• PROVIDED DATA:
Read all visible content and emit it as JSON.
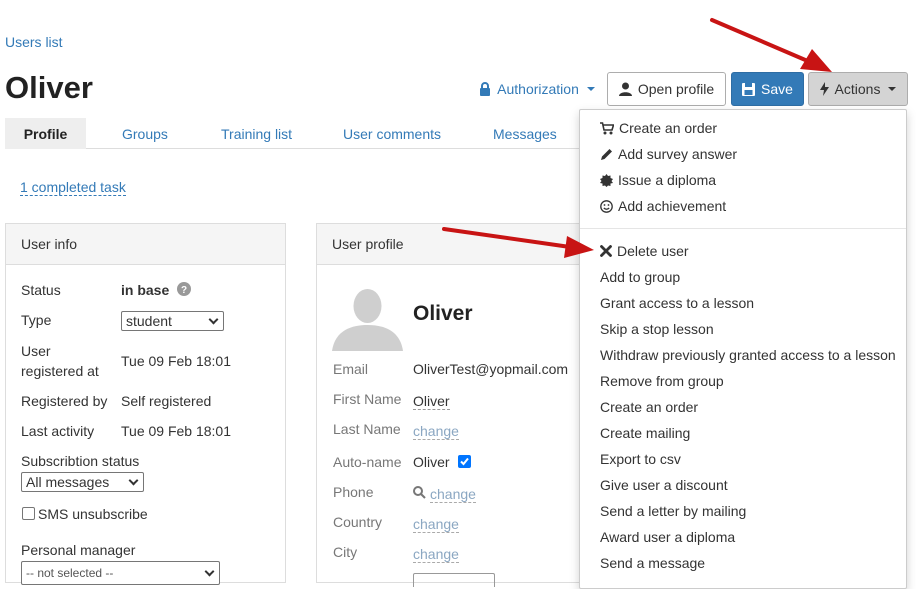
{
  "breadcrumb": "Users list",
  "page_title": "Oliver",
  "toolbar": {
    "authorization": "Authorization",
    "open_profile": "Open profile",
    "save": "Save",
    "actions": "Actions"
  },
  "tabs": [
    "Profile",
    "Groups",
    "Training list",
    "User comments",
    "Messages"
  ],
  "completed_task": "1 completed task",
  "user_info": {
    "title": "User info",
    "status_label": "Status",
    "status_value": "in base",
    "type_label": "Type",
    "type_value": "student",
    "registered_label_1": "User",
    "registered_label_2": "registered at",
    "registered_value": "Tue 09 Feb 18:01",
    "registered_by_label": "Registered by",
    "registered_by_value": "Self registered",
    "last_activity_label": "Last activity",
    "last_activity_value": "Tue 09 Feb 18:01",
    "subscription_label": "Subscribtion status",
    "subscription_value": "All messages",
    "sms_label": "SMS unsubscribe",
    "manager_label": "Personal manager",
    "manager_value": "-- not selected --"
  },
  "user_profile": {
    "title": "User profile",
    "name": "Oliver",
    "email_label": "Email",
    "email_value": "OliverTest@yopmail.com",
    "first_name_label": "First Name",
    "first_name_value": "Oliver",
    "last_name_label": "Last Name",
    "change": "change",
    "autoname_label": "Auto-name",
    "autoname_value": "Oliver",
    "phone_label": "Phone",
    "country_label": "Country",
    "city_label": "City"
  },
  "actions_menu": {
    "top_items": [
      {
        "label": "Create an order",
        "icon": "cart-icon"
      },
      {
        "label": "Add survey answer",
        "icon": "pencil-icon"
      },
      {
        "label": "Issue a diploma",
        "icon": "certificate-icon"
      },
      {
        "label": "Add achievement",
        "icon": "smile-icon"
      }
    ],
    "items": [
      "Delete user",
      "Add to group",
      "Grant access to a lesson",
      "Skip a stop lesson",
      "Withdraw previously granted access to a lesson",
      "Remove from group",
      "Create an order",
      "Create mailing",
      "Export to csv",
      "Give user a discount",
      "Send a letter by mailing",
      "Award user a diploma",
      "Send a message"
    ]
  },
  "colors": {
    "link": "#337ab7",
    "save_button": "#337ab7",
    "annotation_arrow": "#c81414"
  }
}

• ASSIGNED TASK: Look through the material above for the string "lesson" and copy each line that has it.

• ANSWER TO THIS EXERCISE:
      "Grant access to a lesson",
      "Skip a stop lesson",
      "Withdraw previously granted access to a lesson",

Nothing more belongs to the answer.